- Available data

+ + +

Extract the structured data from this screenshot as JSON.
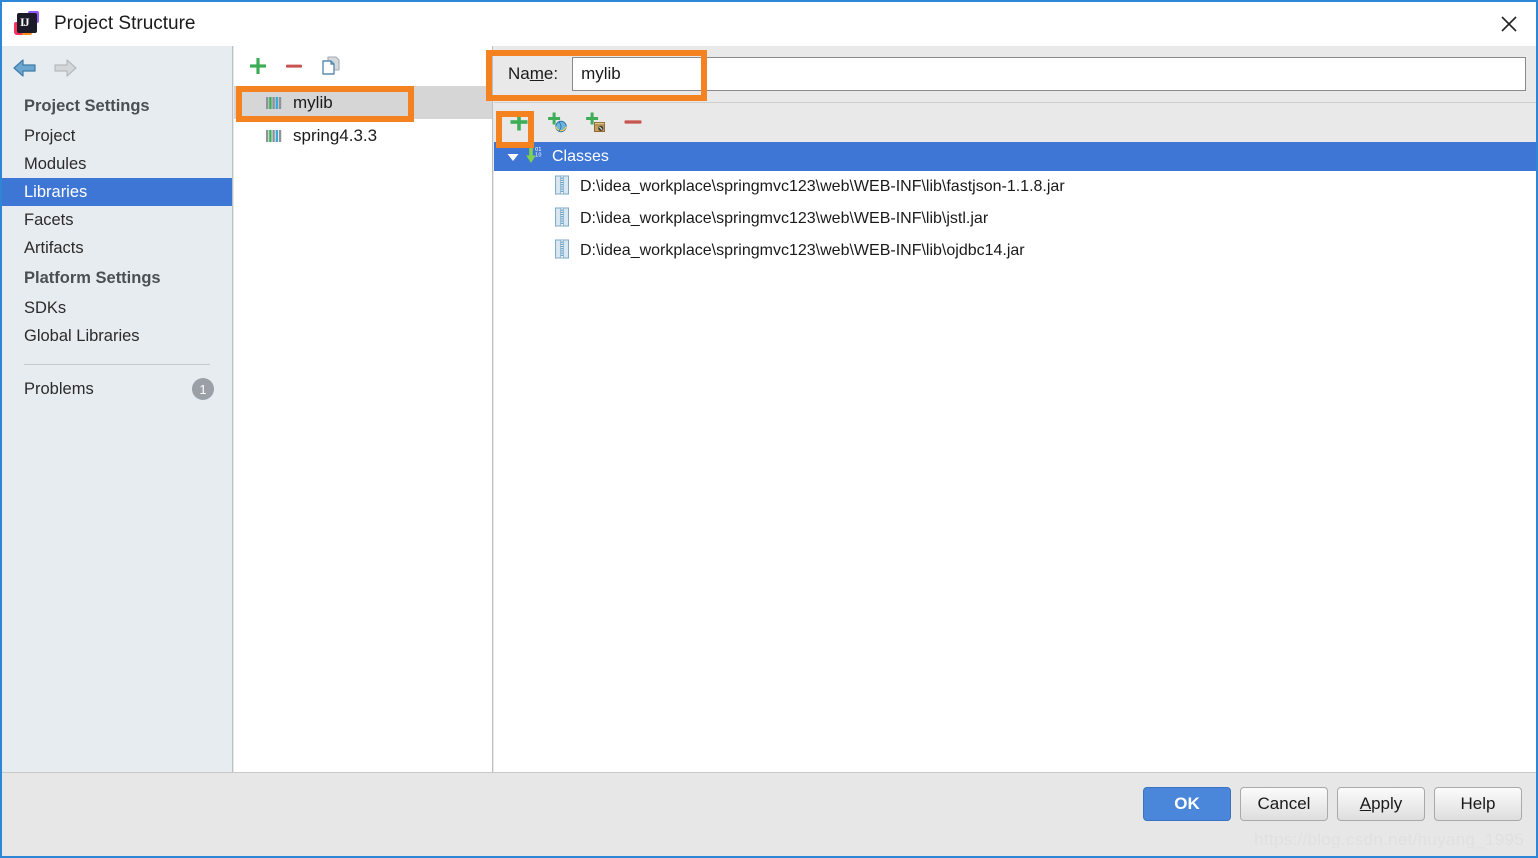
{
  "window": {
    "title": "Project Structure",
    "app_icon": "intellij-idea-logo",
    "close_icon": "close-icon"
  },
  "sidebar": {
    "nav": {
      "back_icon": "arrow-left-icon",
      "forward_icon": "arrow-right-icon"
    },
    "sections": [
      {
        "header": "Project Settings",
        "items": [
          {
            "label": "Project",
            "selected": false
          },
          {
            "label": "Modules",
            "selected": false
          },
          {
            "label": "Libraries",
            "selected": true
          },
          {
            "label": "Facets",
            "selected": false
          },
          {
            "label": "Artifacts",
            "selected": false
          }
        ]
      },
      {
        "header": "Platform Settings",
        "items": [
          {
            "label": "SDKs",
            "selected": false
          },
          {
            "label": "Global Libraries",
            "selected": false
          }
        ]
      }
    ],
    "problems": {
      "label": "Problems",
      "count": "1"
    }
  },
  "library_panel": {
    "toolbar": [
      {
        "name": "add-library-button",
        "icon": "plus-icon",
        "label": "+"
      },
      {
        "name": "remove-library-button",
        "icon": "minus-icon",
        "label": "−"
      },
      {
        "name": "copy-library-button",
        "icon": "copy-icon",
        "label": "copy"
      }
    ],
    "libraries": [
      {
        "name": "mylib",
        "selected": true
      },
      {
        "name": "spring4.3.3",
        "selected": false
      }
    ]
  },
  "detail": {
    "name_label_pre": "Na",
    "name_label_mnemonic": "m",
    "name_label_post": "e:",
    "name_value": "mylib",
    "name_placeholder": "",
    "roots_toolbar": [
      {
        "name": "add-root-button",
        "icon": "plus-icon"
      },
      {
        "name": "add-from-repository-button",
        "icon": "plus-globe-icon"
      },
      {
        "name": "add-from-archive-button",
        "icon": "plus-box-icon"
      },
      {
        "name": "remove-root-button",
        "icon": "minus-icon"
      }
    ],
    "tree": {
      "group_label": "Classes",
      "group_icon": "classes-root-icon",
      "expander_icon": "triangle-down-icon",
      "expanded": true,
      "nodes": [
        {
          "icon": "jar-file-icon",
          "path": "D:\\idea_workplace\\springmvc123\\web\\WEB-INF\\lib\\fastjson-1.1.8.jar"
        },
        {
          "icon": "jar-file-icon",
          "path": "D:\\idea_workplace\\springmvc123\\web\\WEB-INF\\lib\\jstl.jar"
        },
        {
          "icon": "jar-file-icon",
          "path": "D:\\idea_workplace\\springmvc123\\web\\WEB-INF\\lib\\ojdbc14.jar"
        }
      ]
    }
  },
  "footer": {
    "buttons": [
      {
        "name": "ok-button",
        "label": "OK",
        "primary": true
      },
      {
        "name": "cancel-button",
        "label": "Cancel",
        "primary": false
      },
      {
        "name": "apply-button",
        "label": "Apply",
        "primary": false,
        "mnemonic": "A"
      },
      {
        "name": "help-button",
        "label": "Help",
        "primary": false
      }
    ],
    "apply_pre": "",
    "apply_mnemonic": "A",
    "apply_post": "pply"
  },
  "watermark": "https://blog.csdn.net/huyang_1995",
  "colors": {
    "selection_blue": "#3d76d4",
    "accent_orange": "#f58220",
    "primary_button": "#4a87da",
    "sidebar_bg": "#e7ecf0"
  }
}
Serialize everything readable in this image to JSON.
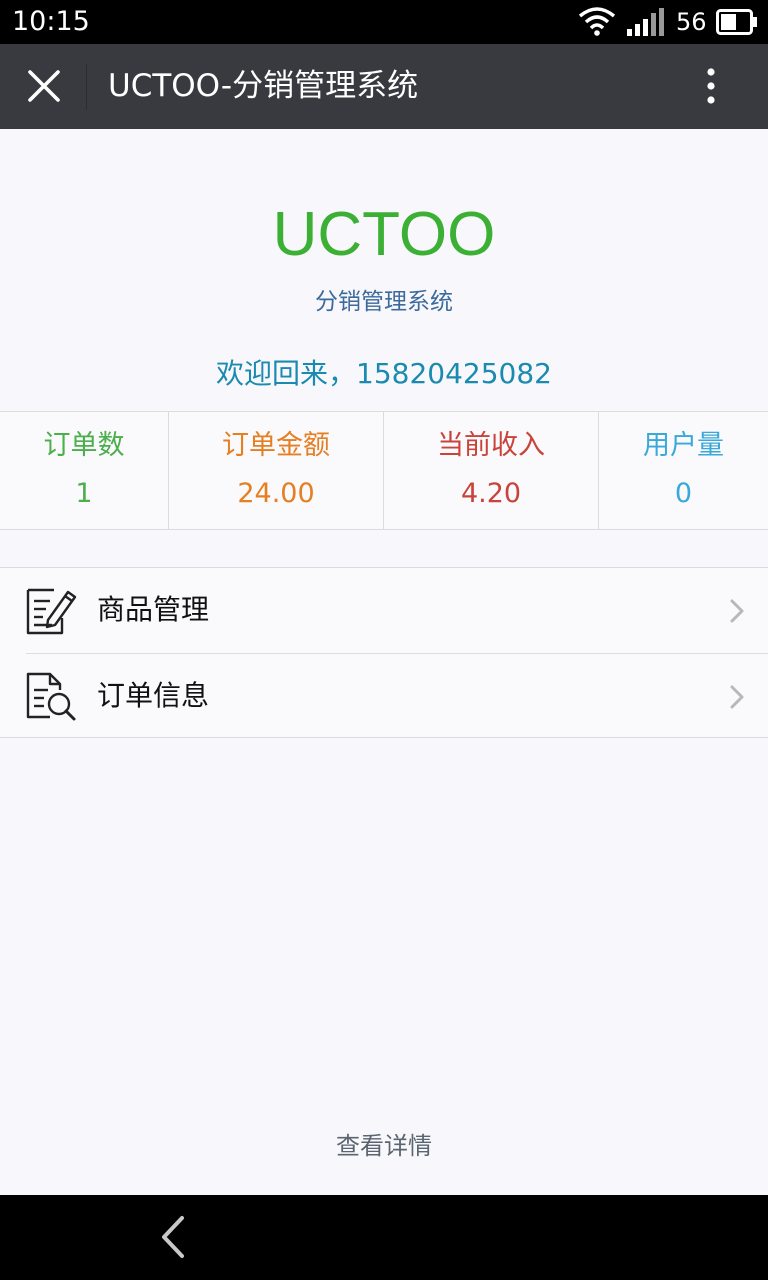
{
  "status_bar": {
    "time": "10:15",
    "battery_level": "56",
    "icons": [
      "wifi-icon",
      "signal-icon",
      "battery-icon"
    ]
  },
  "title_bar": {
    "title": "UCTOO-分销管理系统",
    "icons": [
      "close-icon",
      "more-vertical-icon"
    ]
  },
  "header": {
    "brand": "UCTOO",
    "subtitle": "分销管理系统",
    "welcome": "欢迎回来，15820425082"
  },
  "stats": [
    {
      "label": "订单数",
      "value": "1",
      "color": "#4cae4c"
    },
    {
      "label": "订单金额",
      "value": "24.00",
      "color": "#e67e22"
    },
    {
      "label": "当前收入",
      "value": "4.20",
      "color": "#c9433b"
    },
    {
      "label": "用户量",
      "value": "0",
      "color": "#3aa8d8"
    }
  ],
  "menu": [
    {
      "label": "商品管理",
      "icon": "edit-document-icon"
    },
    {
      "label": "订单信息",
      "icon": "search-document-icon"
    }
  ],
  "footer": {
    "detail_link": "查看详情"
  },
  "colors": {
    "brand": "#3cb034",
    "title_bar": "#393a3f",
    "background": "#f8f8fc"
  }
}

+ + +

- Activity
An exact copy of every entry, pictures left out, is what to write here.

- Answer section
Extract the structured data from this screenshot as JSON.
{
  "window": {
    "title": "Project Structure",
    "app_icon": "intellij-idea-logo",
    "close_icon": "close-icon"
  },
  "sidebar": {
    "nav": {
      "back_icon": "arrow-left-icon",
      "forward_icon": "arrow-right-icon"
    },
    "sections": [
      {
        "header": "Project Settings",
        "items": [
          {
            "label": "Project",
            "selected": false
          },
          {
            "label": "Modules",
            "selected": false
          },
          {
            "label": "Libraries",
            "selected": true
          },
          {
            "label": "Facets",
            "selected": false
          },
          {
            "label": "Artifacts",
            "selected": false
          }
        ]
      },
      {
        "header": "Platform Settings",
        "items": [
          {
            "label": "SDKs",
            "selected": false
          },
          {
            "label": "Global Libraries",
            "selected": false
          }
        ]
      }
    ],
    "problems": {
      "label": "Problems",
      "count": "1"
    }
  },
  "library_panel": {
    "toolbar": [
      {
        "name": "add-library-button",
        "icon": "plus-icon",
        "label": "+"
      },
      {
        "name": "remove-library-button",
        "icon": "minus-icon",
        "label": "−"
      },
      {
        "name": "copy-library-button",
        "icon": "copy-icon",
        "label": "copy"
      }
    ],
    "libraries": [
      {
        "name": "mylib",
        "selected": true
      },
      {
        "name": "spring4.3.3",
        "selected": false
      }
    ]
  },
  "detail": {
    "name_label_pre": "Na",
    "name_label_mnemonic": "m",
    "name_label_post": "e:",
    "name_value": "mylib",
    "name_placeholder": "",
    "roots_toolbar": [
      {
        "name": "add-root-button",
        "icon": "plus-icon"
      },
      {
        "name": "add-from-repository-button",
        "icon": "plus-globe-icon"
      },
      {
        "name": "add-from-archive-button",
        "icon": "plus-box-icon"
      },
      {
        "name": "remove-root-button",
        "icon": "minus-icon"
      }
    ],
    "tree": {
      "group_label": "Classes",
      "group_icon": "classes-root-icon",
      "expander_icon": "triangle-down-icon",
      "expanded": true,
      "nodes": [
        {
          "icon": "jar-file-icon",
          "path": "D:\\idea_workplace\\springmvc123\\web\\WEB-INF\\lib\\fastjson-1.1.8.jar"
        },
        {
          "icon": "jar-file-icon",
          "path": "D:\\idea_workplace\\springmvc123\\web\\WEB-INF\\lib\\jstl.jar"
        },
        {
          "icon": "jar-file-icon",
          "path": "D:\\idea_workplace\\springmvc123\\web\\WEB-INF\\lib\\ojdbc14.jar"
        }
      ]
    }
  },
  "footer": {
    "buttons": [
      {
        "name": "ok-button",
        "label": "OK",
        "primary": true
      },
      {
        "name": "cancel-button",
        "label": "Cancel",
        "primary": false
      },
      {
        "name": "apply-button",
        "label": "Apply",
        "primary": false,
        "mnemonic": "A"
      },
      {
        "name": "help-button",
        "label": "Help",
        "primary": false
      }
    ],
    "apply_pre": "",
    "apply_mnemonic": "A",
    "apply_post": "pply"
  },
  "watermark": "https://blog.csdn.net/huyang_1995",
  "colors": {
    "selection_blue": "#3d76d4",
    "accent_orange": "#f58220",
    "primary_button": "#4a87da",
    "sidebar_bg": "#e7ecf0"
  }
}
Serialize everything readable in this image to JSON.
{
  "status_bar": {
    "time": "10:15",
    "battery_level": "56",
    "icons": [
      "wifi-icon",
      "signal-icon",
      "battery-icon"
    ]
  },
  "title_bar": {
    "title": "UCTOO-分销管理系统",
    "icons": [
      "close-icon",
      "more-vertical-icon"
    ]
  },
  "header": {
    "brand": "UCTOO",
    "subtitle": "分销管理系统",
    "welcome": "欢迎回来，15820425082"
  },
  "stats": [
    {
      "label": "订单数",
      "value": "1",
      "color": "#4cae4c"
    },
    {
      "label": "订单金额",
      "value": "24.00",
      "color": "#e67e22"
    },
    {
      "label": "当前收入",
      "value": "4.20",
      "color": "#c9433b"
    },
    {
      "label": "用户量",
      "value": "0",
      "color": "#3aa8d8"
    }
  ],
  "menu": [
    {
      "label": "商品管理",
      "icon": "edit-document-icon"
    },
    {
      "label": "订单信息",
      "icon": "search-document-icon"
    }
  ],
  "footer": {
    "detail_link": "查看详情"
  },
  "colors": {
    "brand": "#3cb034",
    "title_bar": "#393a3f",
    "background": "#f8f8fc"
  }
}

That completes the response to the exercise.